There are no restrictions for interns. You can view the server code of the Karrot market, check the sales volume of local advertisements, and view the minutes of meetings with Karrot investors. After reading this, you will probably think of Reed Hastings's No Rules Rules book.
In the corporate meeting every Monday, we share updates from each team. It was also impressive that no one used presentation slides; they were all written in a shared document in Notion for easier future reference. Overall, the culture promoted creative and powerful expression of opinions. In addition, it induced a responsible attitude by first trusting the employees.

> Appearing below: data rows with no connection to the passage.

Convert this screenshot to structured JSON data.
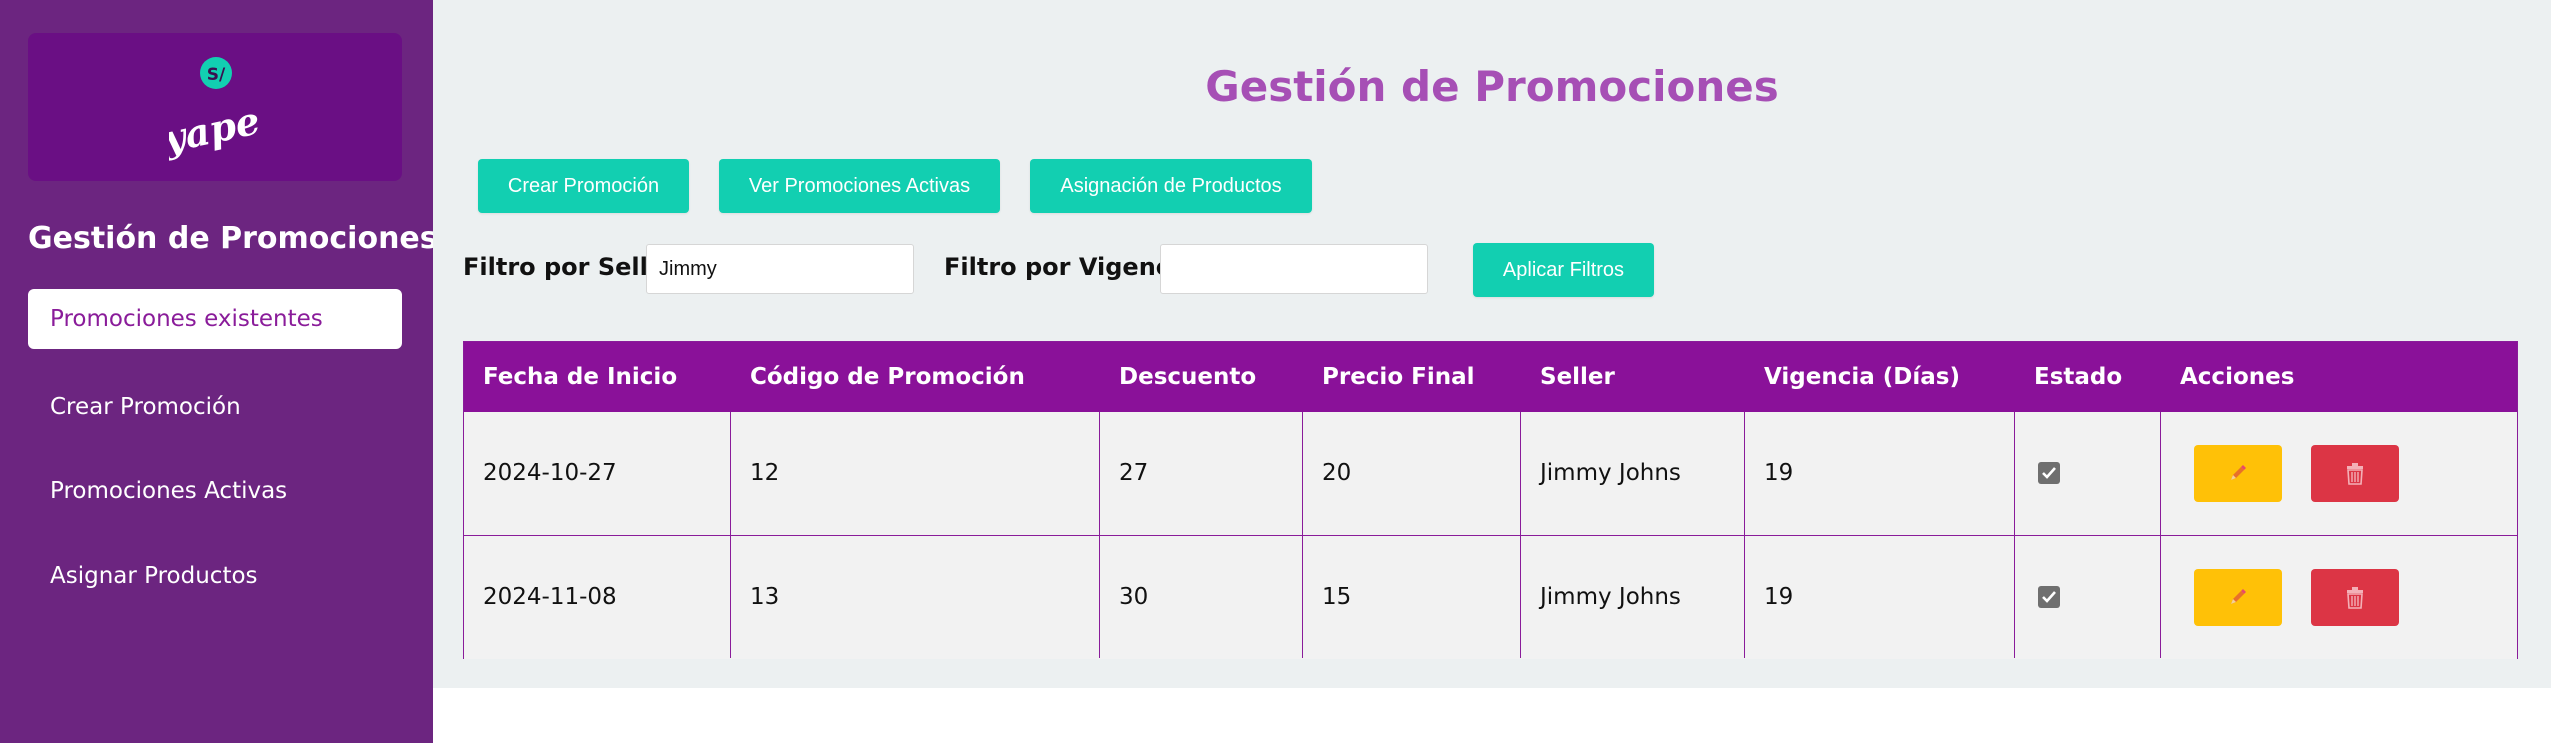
{
  "sidebar": {
    "logo_text": "yape",
    "title": "Gestión de Promociones",
    "items": [
      {
        "label": "Promociones existentes",
        "active": true
      },
      {
        "label": "Crear Promoción",
        "active": false
      },
      {
        "label": "Promociones Activas",
        "active": false
      },
      {
        "label": "Asignar Productos",
        "active": false
      }
    ]
  },
  "main": {
    "title": "Gestión de Promociones",
    "buttons": {
      "create": "Crear Promoción",
      "view_active": "Ver Promociones Activas",
      "assign": "Asignación de Productos",
      "apply_filters": "Aplicar Filtros"
    },
    "filters": {
      "seller_label": "Filtro por Seller:",
      "seller_value": "Jimmy",
      "vigencia_label": "Filtro por Vigencia:",
      "vigencia_value": ""
    },
    "table": {
      "headers": [
        "Fecha de Inicio",
        "Código de Promoción",
        "Descuento",
        "Precio Final",
        "Seller",
        "Vigencia (Días)",
        "Estado",
        "Acciones"
      ],
      "rows": [
        {
          "fecha": "2024-10-27",
          "codigo": "12",
          "descuento": "27",
          "precio": "20",
          "seller": "Jimmy Johns",
          "vigencia": "19",
          "estado": true
        },
        {
          "fecha": "2024-11-08",
          "codigo": "13",
          "descuento": "30",
          "precio": "15",
          "seller": "Jimmy Johns",
          "vigencia": "19",
          "estado": true
        }
      ]
    }
  },
  "colors": {
    "sidebar_bg": "#6c2580",
    "accent_teal": "#12cfb1",
    "table_header": "#8a1199",
    "title_purple": "#a64fb5",
    "edit_yellow": "#ffc107",
    "delete_red": "#dc3545"
  },
  "icons": {
    "edit": "pencil-icon",
    "delete": "trash-icon",
    "status": "checkbox-checked-icon"
  }
}
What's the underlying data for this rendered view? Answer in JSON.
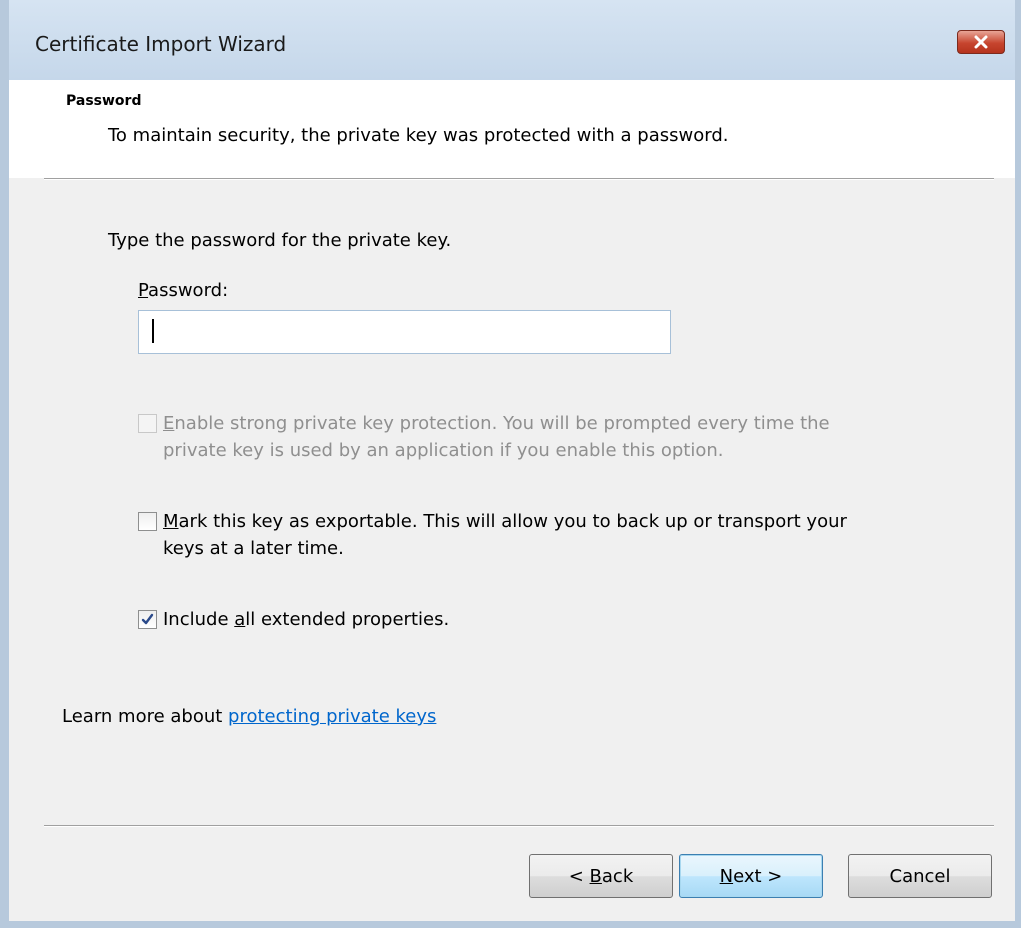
{
  "window": {
    "title": "Certificate Import Wizard",
    "close_icon": "close-icon"
  },
  "header": {
    "section_title": "Password",
    "description": "To maintain security, the private key was protected with a password."
  },
  "body": {
    "prompt": "Type the password for the private key.",
    "password_label_mnemonic": "P",
    "password_label_rest": "assword:",
    "password_value": ""
  },
  "options": [
    {
      "mnemonic": "E",
      "label_rest": "nable strong private key protection. You will be prompted every time the",
      "label_line2": "private key is used by an application if you enable this option.",
      "checked": false,
      "enabled": false
    },
    {
      "mnemonic": "M",
      "label_rest": "ark this key as exportable. This will allow you to back up or transport your",
      "label_line2": "keys at a later time.",
      "checked": false,
      "enabled": true
    },
    {
      "label_pre": "Include ",
      "mnemonic": "a",
      "label_rest": "ll extended properties.",
      "checked": true,
      "enabled": true
    }
  ],
  "learn_more": {
    "prefix": "Learn more about ",
    "link_text": "protecting private keys"
  },
  "buttons": {
    "back_pre": "< ",
    "back_mnemonic": "B",
    "back_rest": "ack",
    "next_mnemonic": "N",
    "next_rest": "ext >",
    "cancel": "Cancel"
  },
  "colors": {
    "link": "#0066cc",
    "close_button": "#c7452f",
    "check_mark": "#2b4a8a"
  }
}
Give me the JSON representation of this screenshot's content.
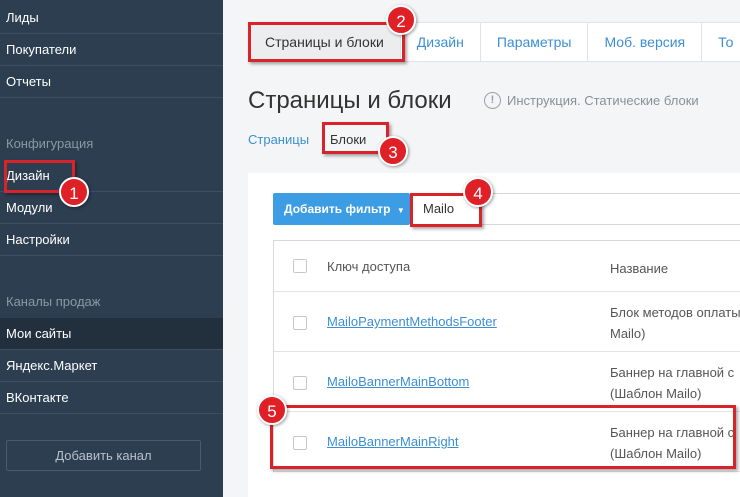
{
  "sidebar": {
    "items_top": [
      "Лиды",
      "Покупатели",
      "Отчеты"
    ],
    "section_config": "Конфигурация",
    "items_config": [
      "Дизайн",
      "Модули",
      "Настройки"
    ],
    "section_channels": "Каналы продаж",
    "items_channels": [
      "Мои сайты",
      "Яндекс.Маркет",
      "ВКонтакте"
    ],
    "add_channel": "Добавить канал"
  },
  "tabs": [
    "Страницы и блоки",
    "Дизайн",
    "Параметры",
    "Моб. версия",
    "То"
  ],
  "page_title": "Страницы и блоки",
  "help_text": "Инструкция. Статические блоки",
  "subtabs": {
    "pages": "Страницы",
    "blocks": "Блоки"
  },
  "filter": {
    "button_label": "Добавить фильтр",
    "input_value": "Mailo"
  },
  "table": {
    "headers": {
      "key": "Ключ доступа",
      "name": "Название"
    },
    "rows": [
      {
        "key": "MailoPaymentMethodsFooter",
        "name_line1": "Блок методов оплаты",
        "name_line2": "Mailo)"
      },
      {
        "key": "MailoBannerMainBottom",
        "name_line1": "Баннер на главной с",
        "name_line2": "(Шаблон Mailo)"
      },
      {
        "key": "MailoBannerMainRight",
        "name_line1": "Баннер на главной с",
        "name_line2": "(Шаблон Mailo)"
      }
    ]
  },
  "annotations": [
    "1",
    "2",
    "3",
    "4",
    "5"
  ],
  "colors": {
    "sidebar": "#2c3e50",
    "accent": "#3c9de4",
    "link": "#3c8fd3",
    "annotation": "#e02027"
  }
}
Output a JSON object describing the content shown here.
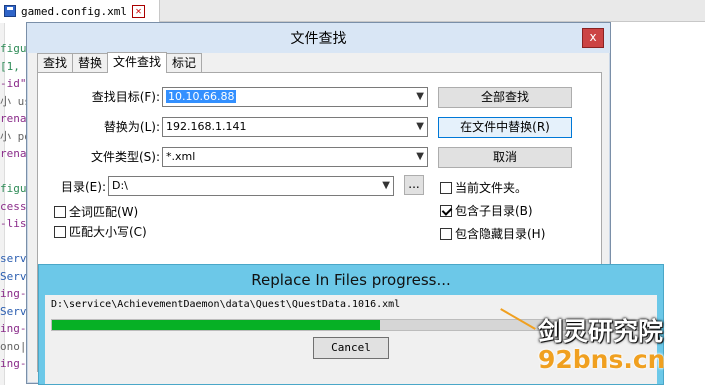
{
  "editor": {
    "tab_label": "gamed.config.xml",
    "code_lines": [
      {
        "text": "figu",
        "color": "green"
      },
      {
        "text": " [1,",
        "color": "green"
      },
      {
        "text": "-id\"",
        "color": "purple"
      },
      {
        "text": "小 us",
        "color": "gray"
      },
      {
        "text": "rena",
        "color": "purple"
      },
      {
        "text": "小 po",
        "color": "gray"
      },
      {
        "text": "rena",
        "color": "purple"
      },
      {
        "text": "",
        "color": "gray"
      },
      {
        "text": "figu",
        "color": "green"
      },
      {
        "text": "cess",
        "color": "purple"
      },
      {
        "text": "-lis",
        "color": "purple"
      },
      {
        "text": "",
        "color": "gray"
      },
      {
        "text": "serv",
        "color": "blue"
      },
      {
        "text": "Serv",
        "color": "blue"
      },
      {
        "text": "ing-",
        "color": "purple"
      },
      {
        "text": "Serv",
        "color": "blue"
      },
      {
        "text": "ing-",
        "color": "purple"
      },
      {
        "text": "ono|",
        "color": "gray"
      },
      {
        "text": "ing-",
        "color": "purple"
      }
    ]
  },
  "find_dialog": {
    "title": "文件查找",
    "close_glyph": "x",
    "tabs": [
      "查找",
      "替换",
      "文件查找",
      "标记"
    ],
    "active_tab": 2,
    "find_label": "查找目标(F):",
    "find_value": "10.10.66.88",
    "replace_label": "替换为(L):",
    "replace_value": "192.168.1.141",
    "filetype_label": "文件类型(S):",
    "filetype_value": "*.xml",
    "dir_label": "目录(E):",
    "dir_value": "D:\\",
    "browse_label": "...",
    "btn_find_all": "全部查找",
    "btn_replace_in_files": "在文件中替换(R)",
    "btn_cancel": "取消",
    "opt_whole_word": {
      "label": "全词匹配(W)",
      "checked": false
    },
    "opt_match_case": {
      "label": "匹配大小写(C)",
      "checked": false
    },
    "opt_current_folder": {
      "label": "当前文件夹。",
      "checked": false
    },
    "opt_subfolders": {
      "label": "包含子目录(B)",
      "checked": true
    },
    "opt_hidden": {
      "label": "包含隐藏目录(H)",
      "checked": false
    }
  },
  "progress_dialog": {
    "title": "Replace In Files progress...",
    "current_file": "D:\\service\\AchievementDaemon\\data\\Quest\\QuestData.1016.xml",
    "progress_percent": 55,
    "cancel_label": "Cancel"
  },
  "watermark": {
    "line1": "剑灵研究院",
    "line2": "92bns.cn"
  },
  "colors": {
    "progress_fill": "#06b025",
    "progress_titlebar": "#6cc8e8",
    "dialog_titlebar": "#d9e6f5",
    "close_button": "#cc4444"
  }
}
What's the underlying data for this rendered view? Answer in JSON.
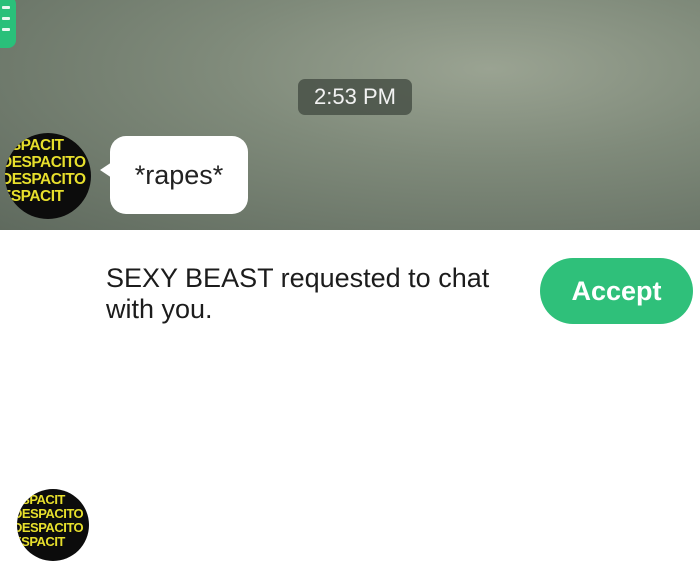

I put the one that impressed me the most last. The discussion culture based on mutual respect was awe-inspiring. Two days after I arrived, we had a 6-hour meeting, and our team exchanged hundreds of Slack messages until dawn to discuss the direction of the product. While I've done various group assignments and student startup projects, I've never seen such deep and delicate affection for a product and heated discussions. Debating how to allocate limited resources to succeed in the market inspired me. Everyone communicated logically to understand the other people's points of view and find a middle ground. Even so, it was cool to see that the discussion never linked to personal feelings and respected each other.
I will be working on sandboxing for the mini-app standard in the future. Simply put, it's about creating a web within the web and the basis for the mini-app environment. I have a variety of technical & product goals. I plan to write another article after finishing my internship. Please look forward to the Karrot Mini Team!